“I’m only asking to allow us to comply with what everyone else complies with,” Belshe said, suggesting the city apply uniform standards that would include Marina Del Palma.

Landon noted that the state is “constantly reducing the authority of cities to control those.”

 One bill that will be considered in the upcoming legislative session would, according to county staff’s assessment, likely nullify the county’s ability to regulate short-term vacation rentals. 

Landon said it wouldn’t be unreasonable to ask Marina Del Palma to include a ban on short-term vacation rentals in its HOA covenants and restrictions.

Nobile suggested the conversation should be undertaken between the developer and city staff, not in the context of a public meeting.

City Attorney Bill Reischmann said the city can’t arbitrarily  require one developer to comply with restrictions not required of others.

Holland said she was making a request, not a demand. 

“I’ve been doing this for a long time, and we haven’t had a development like this come before us that concerned me so much,” she said. “ I’m not mandating it. I’m nor requiring it as part of future development rights. I’m simply requesting as a gesture.
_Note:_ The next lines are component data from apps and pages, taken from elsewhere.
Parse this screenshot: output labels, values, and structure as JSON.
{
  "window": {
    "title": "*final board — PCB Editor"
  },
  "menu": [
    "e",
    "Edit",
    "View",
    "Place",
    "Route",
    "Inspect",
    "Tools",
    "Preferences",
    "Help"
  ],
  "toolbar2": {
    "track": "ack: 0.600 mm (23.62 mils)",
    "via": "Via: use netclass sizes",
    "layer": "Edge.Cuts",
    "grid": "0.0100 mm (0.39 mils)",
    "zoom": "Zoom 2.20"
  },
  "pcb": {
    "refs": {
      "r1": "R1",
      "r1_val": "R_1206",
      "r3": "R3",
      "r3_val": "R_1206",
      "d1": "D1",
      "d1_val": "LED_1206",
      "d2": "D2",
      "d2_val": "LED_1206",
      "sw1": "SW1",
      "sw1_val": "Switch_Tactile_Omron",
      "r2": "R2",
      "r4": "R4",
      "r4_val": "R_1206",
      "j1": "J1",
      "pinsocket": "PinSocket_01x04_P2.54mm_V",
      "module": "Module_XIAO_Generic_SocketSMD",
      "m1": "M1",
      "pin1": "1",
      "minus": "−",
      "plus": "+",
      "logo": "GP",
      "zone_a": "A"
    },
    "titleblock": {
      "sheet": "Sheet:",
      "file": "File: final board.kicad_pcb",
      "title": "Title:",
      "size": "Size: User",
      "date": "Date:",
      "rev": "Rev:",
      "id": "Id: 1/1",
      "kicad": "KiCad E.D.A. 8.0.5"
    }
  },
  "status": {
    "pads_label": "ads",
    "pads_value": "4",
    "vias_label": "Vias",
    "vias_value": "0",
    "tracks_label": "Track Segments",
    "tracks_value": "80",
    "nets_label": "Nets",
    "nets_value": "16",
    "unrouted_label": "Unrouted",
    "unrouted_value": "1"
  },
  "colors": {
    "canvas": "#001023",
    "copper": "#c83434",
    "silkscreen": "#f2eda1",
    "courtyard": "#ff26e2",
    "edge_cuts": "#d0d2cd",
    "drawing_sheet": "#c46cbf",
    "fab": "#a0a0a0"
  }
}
Because I’ve been through this road and I’ve seen what it’s created in a community, and I do not want to be sitting up here knowing that this has happened, knowing it’s happened right to our neighbors, and allowing it to happen under my leadership.”

“I will promise you that I will consider that issue,” Belshe said. “We will address it with staff in the planning process.”

 

Related Stories

Advertisement